All that aside the story revolves around a young man who has become a “Looper”, essentially a mafia hit man with a difference.  In the future time travel is perfected and quickly outlawed.  However other advances in biometrics also mean that the killing and dumping of victims has become almost impossible. As a result the mafia in the future employs the illegal time travel, all one way in to the past and sends one of its top men, Abe, (Jeff Daniels, The Lookout, 2007 – also staring Joseph Gordon Levitt) back to the “present” of the story and has him set up his own crime organisation.  Daniels and Gordon Levitt are two very versatile actors not afraid to stretch their range and always know just how far to stretch. There is a cold danger to the Character of Abe which comes across nicely.  As part of this he hires a team of young men to act as Loopers. They go to a certain place at a certain time and the victim appears, they quickly shoot them, take the payment silver bars attached to the body and then dispose of the body. All very neat and tidy.  Earning all concerned an nice living (with the exception of the now dead victim). Life is good until Loopers start getting paid off by their future bosses. The nature of the pay-off is the issue of concern, They unknowingly kill their future selves; the problem is that when their victims appear they are hooded and in straight-jackets facing away from their executioner.  But things go wrong, one survives and people find out what is happening – they get paid off in gold and know they have about 30 years of life left.

With our main characters this goes spectacularly wrong, future Joe, survives, manages to convince present Joe of the issue and while both are being hunted by the mafia, Noah Sagan (you guessed it…Brick) is a hapless mob lieutenant not in good favour with Abe who takes the hunt for Joe extremely seriously and eventually captures him and takes him to Abe, with deadly results for most concerned. Meanwhile older Joe is hunting down the person,  who in the future will be the crime king-pin who has the loopers killed.  Joe Junior goes to one of the addresses, which turns out to be the one. A lone mother, (Emily Blunt, The Adjustment Bureau, 2011), who as it turns out is protecting a very gifted child in an isolated farm.  Ultimately the battle culminates in this isolated farm…

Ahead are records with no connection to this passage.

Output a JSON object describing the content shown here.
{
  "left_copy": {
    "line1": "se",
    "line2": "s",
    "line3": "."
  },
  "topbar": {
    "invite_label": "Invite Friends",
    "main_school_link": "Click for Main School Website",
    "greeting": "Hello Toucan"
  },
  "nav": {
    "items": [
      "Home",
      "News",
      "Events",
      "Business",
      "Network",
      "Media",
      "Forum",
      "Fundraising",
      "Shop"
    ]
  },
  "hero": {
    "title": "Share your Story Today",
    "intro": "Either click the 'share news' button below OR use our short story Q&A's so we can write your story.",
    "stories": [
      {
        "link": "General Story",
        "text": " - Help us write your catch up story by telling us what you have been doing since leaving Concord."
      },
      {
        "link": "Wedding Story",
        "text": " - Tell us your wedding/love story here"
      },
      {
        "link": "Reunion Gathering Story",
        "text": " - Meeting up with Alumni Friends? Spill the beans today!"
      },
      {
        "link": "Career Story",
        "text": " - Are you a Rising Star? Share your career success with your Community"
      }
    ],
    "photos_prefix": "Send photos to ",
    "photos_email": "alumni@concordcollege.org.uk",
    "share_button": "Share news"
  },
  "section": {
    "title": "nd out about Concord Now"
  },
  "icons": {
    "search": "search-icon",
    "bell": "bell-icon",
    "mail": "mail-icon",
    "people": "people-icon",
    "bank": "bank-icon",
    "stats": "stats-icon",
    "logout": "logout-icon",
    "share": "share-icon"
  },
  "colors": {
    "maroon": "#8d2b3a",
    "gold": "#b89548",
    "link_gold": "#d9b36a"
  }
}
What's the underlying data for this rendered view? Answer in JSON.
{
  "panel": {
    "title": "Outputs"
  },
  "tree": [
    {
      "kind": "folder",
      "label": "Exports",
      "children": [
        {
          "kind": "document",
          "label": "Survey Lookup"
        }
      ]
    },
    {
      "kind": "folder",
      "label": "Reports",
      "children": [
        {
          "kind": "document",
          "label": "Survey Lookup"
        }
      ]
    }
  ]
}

This movie is based on very philosophical science, and I thought I noticed the soundtrack (at least twice) sounding very Whovian at the point where the  time travel occurred . They successfully managed to convey the plot while carefully avoiding all of the science but keeping within the rules of time travel as understood (I’m sad enough to principles of the science involved). This is good solid entertainment.  It slows a little in the middle but picks up again building to the climax.

Entertainment from a cast largely used to working together and it shows.

Rating = 7/10